Robin Bradshaw
Monday July, 27 more than 4,000 customers are still without power in the area.

The aftermath of Hurricane Hanna is widespread and apparent in the inland and rural areas from Alice to Robstown and Calallen.

Hurricane Hanna made landfall Saturday. The storm that started out as a tropical depression quickly advanced to a Category 1 Hurricane with a water surge that affected much of the Nueces County beaches and destroyed the Bob Hall Pier.

The eye of Hanna made land fall at 5 p.m. on Padre Island and again in Kenedy County at 6:15 p.m., with maximum sustained wind speeds of 90 miles per hour. Areas received over 19 inches of rain.

Monday morning, public city work crews were cleaning up debris and AEP brought in over 2,300 workers for repairs on power lines in response to the high winds and torrential rains. Monday afternoon, 4,000 local customers were still without power.

Juan Acuna, the Jim Wells County Emergency Coordinator said that Alice received 2.53 inches of rain and peak wind gusts of 47 mph, and similarly Robstown received 2.32 inches of rain with peak wind gusts of 47 mph.

While Alice and Robstown didn’t receive the damage expected the rain flood streets and many residents lost power.

Published news reports have rainfall associated with Hurricane Hannah hitting South Texas until Wednesday.

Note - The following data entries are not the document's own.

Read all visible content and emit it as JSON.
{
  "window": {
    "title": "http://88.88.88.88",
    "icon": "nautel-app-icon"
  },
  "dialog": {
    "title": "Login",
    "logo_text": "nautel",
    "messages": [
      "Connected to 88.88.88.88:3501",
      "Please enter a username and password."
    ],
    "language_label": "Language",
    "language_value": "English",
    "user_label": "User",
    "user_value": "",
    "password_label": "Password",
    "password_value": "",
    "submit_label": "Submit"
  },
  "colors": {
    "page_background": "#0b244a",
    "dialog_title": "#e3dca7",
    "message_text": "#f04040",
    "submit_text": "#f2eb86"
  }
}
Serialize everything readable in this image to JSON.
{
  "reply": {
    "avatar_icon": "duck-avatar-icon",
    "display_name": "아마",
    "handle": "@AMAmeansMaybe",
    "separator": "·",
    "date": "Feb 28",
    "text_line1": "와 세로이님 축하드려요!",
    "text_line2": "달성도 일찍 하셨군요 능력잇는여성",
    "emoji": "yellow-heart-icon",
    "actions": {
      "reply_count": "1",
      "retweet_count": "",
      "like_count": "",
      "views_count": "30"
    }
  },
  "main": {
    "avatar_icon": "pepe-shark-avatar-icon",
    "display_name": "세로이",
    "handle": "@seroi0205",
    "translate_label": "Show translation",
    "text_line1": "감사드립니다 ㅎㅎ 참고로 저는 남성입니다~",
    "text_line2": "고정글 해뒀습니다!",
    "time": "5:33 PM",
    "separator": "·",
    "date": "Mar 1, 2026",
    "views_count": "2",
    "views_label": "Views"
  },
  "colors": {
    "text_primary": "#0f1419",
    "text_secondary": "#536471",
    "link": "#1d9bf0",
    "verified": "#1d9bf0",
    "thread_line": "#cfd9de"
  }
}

The parking lot at Home Depot on 13202 Leopard St. is soaked from the downpour rain system produced by Hurricane Hanna.